● **TASK TO COMPLETE**
When a line in the entries below contains the word "content", copy that line.
*** Opening MATERIAL FOR THIS EXERCISE ***
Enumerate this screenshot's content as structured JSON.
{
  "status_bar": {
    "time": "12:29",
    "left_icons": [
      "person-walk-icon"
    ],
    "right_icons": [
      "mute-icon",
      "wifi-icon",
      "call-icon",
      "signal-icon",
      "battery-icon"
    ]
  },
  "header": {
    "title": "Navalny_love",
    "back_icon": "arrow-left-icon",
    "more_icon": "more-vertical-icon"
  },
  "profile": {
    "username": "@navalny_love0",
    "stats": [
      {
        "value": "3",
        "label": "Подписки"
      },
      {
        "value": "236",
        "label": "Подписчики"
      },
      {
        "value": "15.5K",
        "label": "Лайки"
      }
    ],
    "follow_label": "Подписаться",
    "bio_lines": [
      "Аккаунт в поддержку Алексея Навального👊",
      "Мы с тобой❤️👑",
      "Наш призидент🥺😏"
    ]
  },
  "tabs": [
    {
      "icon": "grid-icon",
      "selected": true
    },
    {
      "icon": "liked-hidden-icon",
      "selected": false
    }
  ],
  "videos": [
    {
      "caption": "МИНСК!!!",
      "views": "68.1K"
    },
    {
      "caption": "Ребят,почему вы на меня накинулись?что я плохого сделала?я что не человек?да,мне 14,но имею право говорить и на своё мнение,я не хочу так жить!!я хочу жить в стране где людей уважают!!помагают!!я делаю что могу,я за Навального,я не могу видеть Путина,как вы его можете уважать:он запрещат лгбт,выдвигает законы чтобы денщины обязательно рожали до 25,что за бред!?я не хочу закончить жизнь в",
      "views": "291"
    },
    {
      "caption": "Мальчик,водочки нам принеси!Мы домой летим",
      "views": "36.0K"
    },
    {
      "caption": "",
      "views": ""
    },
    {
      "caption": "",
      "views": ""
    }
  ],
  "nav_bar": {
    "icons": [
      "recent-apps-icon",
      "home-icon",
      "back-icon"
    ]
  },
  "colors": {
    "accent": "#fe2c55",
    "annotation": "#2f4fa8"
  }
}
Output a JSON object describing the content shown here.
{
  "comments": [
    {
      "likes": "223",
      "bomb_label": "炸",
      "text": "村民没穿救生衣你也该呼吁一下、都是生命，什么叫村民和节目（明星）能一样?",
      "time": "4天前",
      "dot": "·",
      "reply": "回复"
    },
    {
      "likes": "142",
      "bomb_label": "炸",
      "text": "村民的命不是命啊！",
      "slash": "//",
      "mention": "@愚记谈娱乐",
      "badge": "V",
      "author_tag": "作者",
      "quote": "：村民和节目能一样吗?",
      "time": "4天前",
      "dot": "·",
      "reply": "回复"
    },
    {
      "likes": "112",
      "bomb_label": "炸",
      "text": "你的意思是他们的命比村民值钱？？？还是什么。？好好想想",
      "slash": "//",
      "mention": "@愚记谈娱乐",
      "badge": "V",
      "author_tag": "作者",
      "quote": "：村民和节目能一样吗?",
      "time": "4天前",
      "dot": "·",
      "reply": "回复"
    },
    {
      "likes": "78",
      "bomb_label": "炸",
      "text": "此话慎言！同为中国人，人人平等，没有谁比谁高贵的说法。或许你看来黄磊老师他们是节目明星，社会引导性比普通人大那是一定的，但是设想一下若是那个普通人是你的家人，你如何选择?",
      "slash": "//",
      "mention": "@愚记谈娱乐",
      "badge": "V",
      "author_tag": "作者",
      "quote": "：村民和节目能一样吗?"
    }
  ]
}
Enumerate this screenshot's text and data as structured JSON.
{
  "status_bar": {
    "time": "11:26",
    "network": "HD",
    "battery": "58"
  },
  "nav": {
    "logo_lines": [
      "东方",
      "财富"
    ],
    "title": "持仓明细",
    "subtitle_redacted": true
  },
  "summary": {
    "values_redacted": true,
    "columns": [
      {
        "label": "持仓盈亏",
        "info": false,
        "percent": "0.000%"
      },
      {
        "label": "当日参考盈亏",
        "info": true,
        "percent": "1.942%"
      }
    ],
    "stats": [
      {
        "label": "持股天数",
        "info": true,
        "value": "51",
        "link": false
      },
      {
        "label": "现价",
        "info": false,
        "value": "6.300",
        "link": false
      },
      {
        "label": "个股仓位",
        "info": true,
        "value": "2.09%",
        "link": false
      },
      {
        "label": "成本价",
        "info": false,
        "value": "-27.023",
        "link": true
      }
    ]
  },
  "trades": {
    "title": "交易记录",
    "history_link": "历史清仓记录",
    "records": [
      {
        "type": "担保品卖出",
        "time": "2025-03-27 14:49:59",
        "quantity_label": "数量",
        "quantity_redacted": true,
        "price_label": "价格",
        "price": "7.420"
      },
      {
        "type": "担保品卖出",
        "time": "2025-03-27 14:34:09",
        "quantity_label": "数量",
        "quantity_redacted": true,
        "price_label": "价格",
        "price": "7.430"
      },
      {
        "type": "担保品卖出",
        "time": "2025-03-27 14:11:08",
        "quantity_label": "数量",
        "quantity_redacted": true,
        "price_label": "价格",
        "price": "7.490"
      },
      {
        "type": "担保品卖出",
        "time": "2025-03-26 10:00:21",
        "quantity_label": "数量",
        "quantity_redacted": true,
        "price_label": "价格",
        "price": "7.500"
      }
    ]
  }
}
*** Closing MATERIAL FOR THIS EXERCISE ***
● **TASK OUTPUT**
Enumerate this screenshot's content as structured JSON.
Output a JSON object describing the content shown here.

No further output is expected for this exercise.